Tuesday, November 26, 2019

A Conversation with Terra Titsworth

Terra Titsworth, archival manager for
imaging and preservation, photo
courtesy of the Arkansas State Archives
Terra Titsworth is the archival manager for imaging and preservation at the Arkansas State Archives. She earned her bachelor’s degree in history from the University of Arkansas at Little Rock before joining the Archives in 2016. She previously worked for the Arkansas Commissioner of State Lands and the Arkansas State Auditor for a total of about 10 years. Titsworth manages the microfilm department, gives Archives tours focused on the microfilm process and has lectured as a professional chef including presenting food demonstrations at some of the ASA’s foodway symposiums. She recently took a few moments from her busy schedule to talk with us about her work at the Arkansas State Archives.

Q: What’s your job title, and how long have you worked at the Arkansas State Archives?
A: I am the archival manager for imaging and preservation and have been with the Arkansas State Archives for about four years. My job focuses on microfilming Arkansas newspapers, periodicals and historical records for preservation and research purposes.

Q: What do you do on a typical day at Archives?
A:  I manage a small staff of three. On a typical day, I work with historical societies and libraries regarding film orders and special filming projects. I spend a lot of time filming Arkansas publications, as well as, processing and duplicating film for our research room, regional archives and film orders. I am also responsible for the maintenance of our lab equipment and cameras, all of which are used in the microfilming process. I perform a multitude of tasks, so you may even see me ironing newspapers to prepare them for microfilming.

Q: How did you become interested in Arkansas history or working at the Arkansas State Archives?
A:  Since early childhood, I have been fascinated by all things old. When I decided to major in history in college, I originally planned to teach, but I decided preserving the past was what I really wanted to do.

Q: What’s the most important or interesting thing you’ve discovered while working at Archives? Why?
A:  I found my grandfather’s genealogical research in the microfilm vault, which was pretty amazing. A decade’s worth of his work, dating back to 1583, was neatly preserved on microfilm. It is a treasure.   

Q: Why do you think the Arkansas State Archives is important for Arkansans?
A:  I believe the Arkansas State Archives is important for Arkansans because we provide access to the past. We are an educational repository with an enormous variety of material. In the microfilm department, we have more than 13,000 rolls of newspapers and currently film about 150 Arkansas publications.   

Q: What is the most rewarding part of your job?
A:  The most rewarding part of my job is knowing that I am preserving Arkansas’s story for many generations to come. The film I create today can be viewed in 500 years, if treated properly. It’s amazing to think something I worked on today will be ready and available for researchers hundreds of years from now.  

Q: How do you see archiving evolving in the future?
A: The drive for internet access to everything and the move to digital formatting will change a lot about what we do here. I still think microfilming is the best way to preserve documents, newspapers, etc.  It only requires light and magnification to view. The accessibility and authenticity of original documents are concerns I have with the move to digital archiving. For example, digital records can deteriorate more quickly than microfilm and can become difficult to retrieve as technology changes.
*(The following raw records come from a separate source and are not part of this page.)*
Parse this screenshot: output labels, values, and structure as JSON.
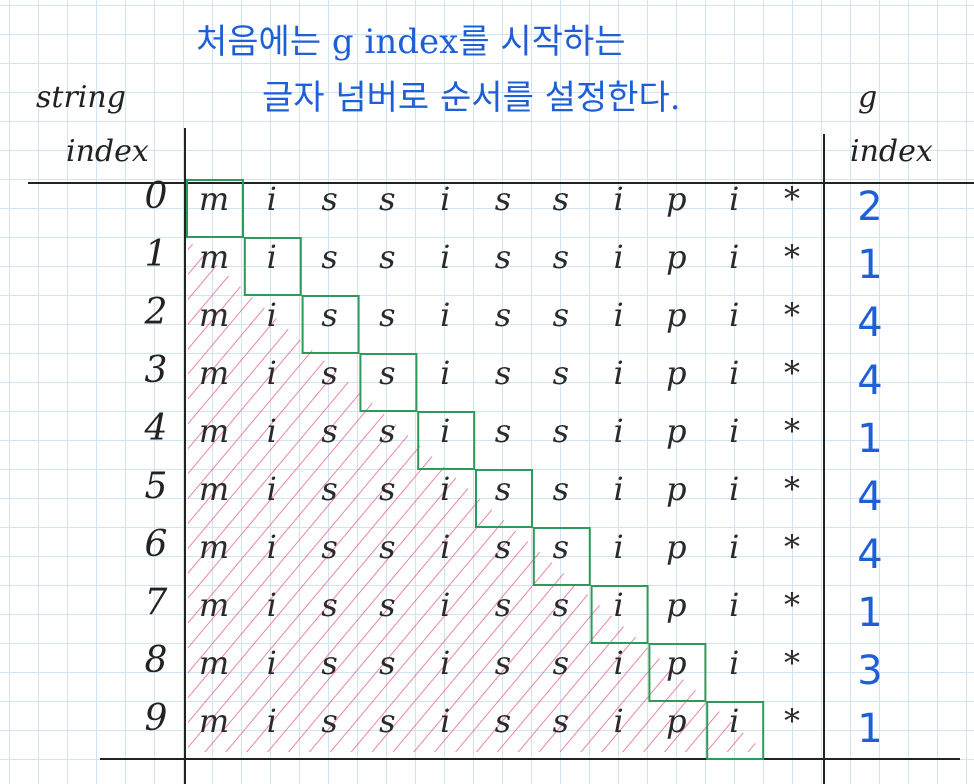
{
  "title": {
    "line1": "처음에는  g index를 시작하는",
    "line2": "글자 넘버로 순서를 설정한다."
  },
  "headers": {
    "string_index": [
      "string",
      "index"
    ],
    "g_index": [
      "g",
      "index"
    ]
  },
  "row_indices": [
    "0",
    "1",
    "2",
    "3",
    "4",
    "5",
    "6",
    "7",
    "8",
    "9"
  ],
  "columns": [
    "m",
    "i",
    "s",
    "s",
    "i",
    "s",
    "s",
    "i",
    "p",
    "i",
    "*"
  ],
  "g_index_values": [
    "2",
    "1",
    "4",
    "4",
    "1",
    "4",
    "4",
    "1",
    "3",
    "1"
  ],
  "highlight_color": "#2e9a5a",
  "hatch_color": "#e0336e",
  "accent_color": "#1f5fd6"
}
Q: What do you wish people knew about Archives?
A:  The Arkansas State Archives has been preserving the history of Arkansas since 1905, making it the third oldest archives in the nation. We are still actively archiving and preserving material, but the Archives can’t do it alone. We need donors and outlets like newspapers to provide print products we can use for microfilming. As more newspapers move away from print products, it’s possible we, as a society, could miss out on the preservation of our current history. I wish more people knew about our services and our efforts to grow participation.